“It will only take 5 minutes,” “it will be good to get her out of the house.” I was trying to convince myself that taking Nala with me to the grocery store would be a good idea. After all I wanted to give Megan 5 minutes to herself after another testing day with a two year old. As always, before we left the house we followed the routine – made sure she had clothes on (harder than you think) asked if she wanted to go to the toilet and then proceeded to say goodbye to every object in our house, this phase lasted almost a year. Yes, I mean we said goodbye to everything, the cups, the windows even the walls and floors. Finally, we could begin the next sequence of events, which revolved around trying to get her in the car seat, which followed similar protocols to NASA sending people to the moon. We made it! We’re off to Woolies… how hard could it be? We’ll just run in and out grab what we need and leave.
So there we were in the fruit and vegetable section. It’s Sunday afternoon and there are families everywhere doing the routine weekly shop. As I start bagging up some fruit I hear Nala yelling “Dad Dad Dad!” Without turning I say “yes Nala what is it?” “I need to wee” she said. We had been going through toilet training at the time and I was pretty confident she had given me enough notice to get her to a toilet. So I turned ready to hustle to the closest parents room only to find my 2 year old standing in what seemed like enough urine to fill up an Olympic swimming pool. Don’t worry it wasn’t all urine, unfortunately it was also filled with the tears streaming down her cheeks. With a basket full of groceries and what felt like ten thousand eyes watching me I knew this was a big Dad moment. On one side of my brain there was rage and frustration, I could hear myself thinking I knew I should have left her at home. If it was only going to take 5 minutes then I’m sure Megs could take one for the team! This rage was driven by my burnt ego, the comments from other customers weren’t helping as I could feel myself heating up and the sweat building quickly across my forehead. On the other side were the softer feelings for my little girl, empathy (after all I’d been in a similar position after a few to many) and compassion. As she stared at me through her teary big blue eyes, looking for a sign of what to do next I remembered one of my greatest business lessons. “Celebrate the behavior you want more of rather than correct the behavior you want less of.” You see in that moment I realised Nala had done everything she knew how. She had communicated to me that she needed to go to the bathroom, after that it was my job. I mean after all it was me that decided we wouldn’t need a nappy on for such a quick trip. So with my realization and the crowd watching my next move I gently smiled, knelt down on one knee and said “thanks for telling me Nala, you did so well. That must feel better now?” And with my arms outstretched she came running towards me and wrapped her urine coated legs all around my body. Now of course I could hear comments such as “disgusting” “how could he allow that” being made but all I cared about in that moment was teaching my daughter that progress is better than perfection. Then we learnt about Problem solving You see the best thing about a grocery store these days is they have everything you can imagine. In fact we turned a potential negative into an amazing adventure of finding some new clothes, wipes, nappy’s and of course we even got a mop so we could help clean up the mess we made.

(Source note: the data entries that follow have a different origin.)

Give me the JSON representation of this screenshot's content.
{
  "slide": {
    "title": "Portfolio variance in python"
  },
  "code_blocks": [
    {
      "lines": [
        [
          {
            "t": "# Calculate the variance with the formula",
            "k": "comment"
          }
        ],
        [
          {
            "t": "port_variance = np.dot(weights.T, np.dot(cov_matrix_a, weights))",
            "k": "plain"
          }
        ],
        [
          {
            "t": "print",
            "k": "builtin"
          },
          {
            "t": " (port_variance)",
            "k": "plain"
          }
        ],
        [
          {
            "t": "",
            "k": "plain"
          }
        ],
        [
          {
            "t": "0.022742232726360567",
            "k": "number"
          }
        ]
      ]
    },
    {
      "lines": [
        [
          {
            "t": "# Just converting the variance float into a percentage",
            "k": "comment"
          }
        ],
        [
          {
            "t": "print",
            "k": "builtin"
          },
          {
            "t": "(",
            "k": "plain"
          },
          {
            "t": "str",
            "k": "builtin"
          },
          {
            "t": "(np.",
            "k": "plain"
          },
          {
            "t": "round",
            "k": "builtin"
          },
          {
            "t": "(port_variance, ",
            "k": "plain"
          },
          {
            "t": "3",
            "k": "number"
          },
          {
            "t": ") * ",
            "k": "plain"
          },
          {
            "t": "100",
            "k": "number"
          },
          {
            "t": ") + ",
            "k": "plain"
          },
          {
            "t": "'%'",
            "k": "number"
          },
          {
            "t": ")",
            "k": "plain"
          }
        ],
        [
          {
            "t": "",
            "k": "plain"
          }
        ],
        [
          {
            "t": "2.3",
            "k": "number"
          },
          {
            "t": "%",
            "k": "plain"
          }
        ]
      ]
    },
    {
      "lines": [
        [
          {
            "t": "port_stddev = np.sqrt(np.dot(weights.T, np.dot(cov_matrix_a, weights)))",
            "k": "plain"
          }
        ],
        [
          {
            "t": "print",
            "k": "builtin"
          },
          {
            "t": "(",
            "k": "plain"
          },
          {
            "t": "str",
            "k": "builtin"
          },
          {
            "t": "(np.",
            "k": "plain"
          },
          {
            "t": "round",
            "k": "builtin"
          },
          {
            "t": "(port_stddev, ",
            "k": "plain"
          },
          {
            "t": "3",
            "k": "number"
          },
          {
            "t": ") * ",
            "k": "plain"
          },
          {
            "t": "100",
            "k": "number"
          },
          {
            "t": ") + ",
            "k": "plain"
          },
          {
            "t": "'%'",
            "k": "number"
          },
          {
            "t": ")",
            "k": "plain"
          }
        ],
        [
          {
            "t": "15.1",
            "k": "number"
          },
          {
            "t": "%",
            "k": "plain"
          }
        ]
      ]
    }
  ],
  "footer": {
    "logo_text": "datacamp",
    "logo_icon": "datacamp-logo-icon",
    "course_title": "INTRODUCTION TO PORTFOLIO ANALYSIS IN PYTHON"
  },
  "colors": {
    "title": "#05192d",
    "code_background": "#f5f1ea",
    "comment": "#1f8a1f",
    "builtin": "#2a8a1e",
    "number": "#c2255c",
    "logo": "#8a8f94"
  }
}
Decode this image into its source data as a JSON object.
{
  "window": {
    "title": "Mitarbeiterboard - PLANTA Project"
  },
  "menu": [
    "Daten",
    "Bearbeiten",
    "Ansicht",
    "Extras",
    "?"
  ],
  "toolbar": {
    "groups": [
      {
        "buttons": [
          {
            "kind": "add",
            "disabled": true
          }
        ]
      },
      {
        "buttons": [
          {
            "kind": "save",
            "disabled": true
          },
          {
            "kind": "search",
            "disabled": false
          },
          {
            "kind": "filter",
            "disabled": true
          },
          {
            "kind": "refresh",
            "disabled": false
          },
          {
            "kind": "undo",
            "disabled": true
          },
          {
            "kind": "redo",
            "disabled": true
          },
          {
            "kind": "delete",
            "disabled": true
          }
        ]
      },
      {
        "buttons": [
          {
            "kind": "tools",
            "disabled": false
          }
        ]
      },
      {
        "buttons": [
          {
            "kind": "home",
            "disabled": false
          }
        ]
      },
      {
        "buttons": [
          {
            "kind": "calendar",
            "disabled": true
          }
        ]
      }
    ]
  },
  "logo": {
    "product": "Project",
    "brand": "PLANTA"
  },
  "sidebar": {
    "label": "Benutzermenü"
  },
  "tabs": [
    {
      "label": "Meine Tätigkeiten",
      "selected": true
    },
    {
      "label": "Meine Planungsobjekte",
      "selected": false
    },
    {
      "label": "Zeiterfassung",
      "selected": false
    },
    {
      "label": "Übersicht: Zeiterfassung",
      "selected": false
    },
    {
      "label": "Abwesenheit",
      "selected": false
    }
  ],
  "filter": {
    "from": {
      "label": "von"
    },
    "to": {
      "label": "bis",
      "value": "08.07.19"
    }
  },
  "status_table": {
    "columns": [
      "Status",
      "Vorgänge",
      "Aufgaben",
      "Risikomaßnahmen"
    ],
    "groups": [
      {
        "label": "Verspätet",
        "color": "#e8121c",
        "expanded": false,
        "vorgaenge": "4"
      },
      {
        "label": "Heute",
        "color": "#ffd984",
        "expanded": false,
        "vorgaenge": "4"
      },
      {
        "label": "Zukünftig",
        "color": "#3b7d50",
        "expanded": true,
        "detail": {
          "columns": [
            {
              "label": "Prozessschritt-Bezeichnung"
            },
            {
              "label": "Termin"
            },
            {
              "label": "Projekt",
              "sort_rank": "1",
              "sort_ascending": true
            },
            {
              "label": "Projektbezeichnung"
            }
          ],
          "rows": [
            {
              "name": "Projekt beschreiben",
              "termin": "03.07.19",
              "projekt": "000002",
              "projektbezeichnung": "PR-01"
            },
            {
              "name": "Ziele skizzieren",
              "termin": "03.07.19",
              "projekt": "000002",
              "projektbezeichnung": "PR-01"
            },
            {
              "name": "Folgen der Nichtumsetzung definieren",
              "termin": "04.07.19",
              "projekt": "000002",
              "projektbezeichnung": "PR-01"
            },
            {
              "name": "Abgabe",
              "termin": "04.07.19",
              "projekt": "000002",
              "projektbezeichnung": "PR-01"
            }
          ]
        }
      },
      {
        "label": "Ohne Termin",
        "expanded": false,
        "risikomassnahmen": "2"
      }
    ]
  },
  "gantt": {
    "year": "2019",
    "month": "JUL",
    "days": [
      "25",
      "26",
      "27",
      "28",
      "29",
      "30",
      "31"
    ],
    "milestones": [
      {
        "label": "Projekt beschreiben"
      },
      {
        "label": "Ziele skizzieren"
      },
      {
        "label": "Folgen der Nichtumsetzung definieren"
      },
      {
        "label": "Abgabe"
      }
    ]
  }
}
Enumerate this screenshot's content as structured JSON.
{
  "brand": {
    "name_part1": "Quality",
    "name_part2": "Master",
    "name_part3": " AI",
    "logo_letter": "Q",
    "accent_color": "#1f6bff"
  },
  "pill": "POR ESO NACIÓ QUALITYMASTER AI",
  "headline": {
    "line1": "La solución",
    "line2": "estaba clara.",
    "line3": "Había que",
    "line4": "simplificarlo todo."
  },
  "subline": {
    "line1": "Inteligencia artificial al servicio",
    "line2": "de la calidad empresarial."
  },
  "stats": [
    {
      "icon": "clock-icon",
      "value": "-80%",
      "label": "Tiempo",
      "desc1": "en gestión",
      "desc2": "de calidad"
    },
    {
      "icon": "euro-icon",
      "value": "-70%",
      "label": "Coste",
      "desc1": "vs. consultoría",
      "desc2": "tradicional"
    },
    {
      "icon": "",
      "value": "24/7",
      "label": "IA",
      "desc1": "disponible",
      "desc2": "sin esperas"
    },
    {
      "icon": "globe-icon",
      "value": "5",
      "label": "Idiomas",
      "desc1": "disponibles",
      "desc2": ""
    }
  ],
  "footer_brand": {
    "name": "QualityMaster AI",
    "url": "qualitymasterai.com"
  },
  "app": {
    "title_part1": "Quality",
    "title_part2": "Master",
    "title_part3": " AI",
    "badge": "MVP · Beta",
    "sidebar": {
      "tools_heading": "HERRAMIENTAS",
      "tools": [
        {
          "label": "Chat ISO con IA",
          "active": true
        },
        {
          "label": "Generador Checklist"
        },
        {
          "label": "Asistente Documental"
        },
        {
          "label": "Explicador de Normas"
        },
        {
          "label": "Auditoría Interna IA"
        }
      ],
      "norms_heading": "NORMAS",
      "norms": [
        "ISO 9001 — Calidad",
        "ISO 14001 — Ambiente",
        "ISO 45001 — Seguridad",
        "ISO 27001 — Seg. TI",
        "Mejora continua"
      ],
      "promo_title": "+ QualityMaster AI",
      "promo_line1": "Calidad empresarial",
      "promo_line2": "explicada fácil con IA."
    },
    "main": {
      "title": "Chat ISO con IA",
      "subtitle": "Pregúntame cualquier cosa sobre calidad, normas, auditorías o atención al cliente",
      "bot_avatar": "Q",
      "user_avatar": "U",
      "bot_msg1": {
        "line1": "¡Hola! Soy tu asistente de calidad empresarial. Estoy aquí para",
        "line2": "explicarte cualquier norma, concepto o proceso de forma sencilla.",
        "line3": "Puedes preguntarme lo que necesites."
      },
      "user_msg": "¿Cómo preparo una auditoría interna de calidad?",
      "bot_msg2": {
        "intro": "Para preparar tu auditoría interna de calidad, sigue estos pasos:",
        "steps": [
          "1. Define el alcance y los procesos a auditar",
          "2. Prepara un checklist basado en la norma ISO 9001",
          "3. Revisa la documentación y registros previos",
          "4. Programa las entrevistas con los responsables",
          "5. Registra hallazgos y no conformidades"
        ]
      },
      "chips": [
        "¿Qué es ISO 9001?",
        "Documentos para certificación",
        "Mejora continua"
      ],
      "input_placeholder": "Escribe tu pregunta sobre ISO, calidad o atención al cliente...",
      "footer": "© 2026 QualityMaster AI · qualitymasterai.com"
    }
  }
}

This story is so important to me on my entrepreneurial journey, it reminds me that being in business makes me a better Dad, and being a Dad makes me better in business. I was always told to choose, either be a family man or be a business man but you can’t have both! I mentioned my EGO almost getting the best of me in this particular situation, in business I am constantly reminding myself that E.G.O stands for ‘Enemy of Goals and Opportunity. Without this knowledge I know I would have given into the wrong emotions on that day and potentially missed an important Dad moment which I mightn’t have had again. If you’ve read this far, my advice is simple. Don’t miss your moment.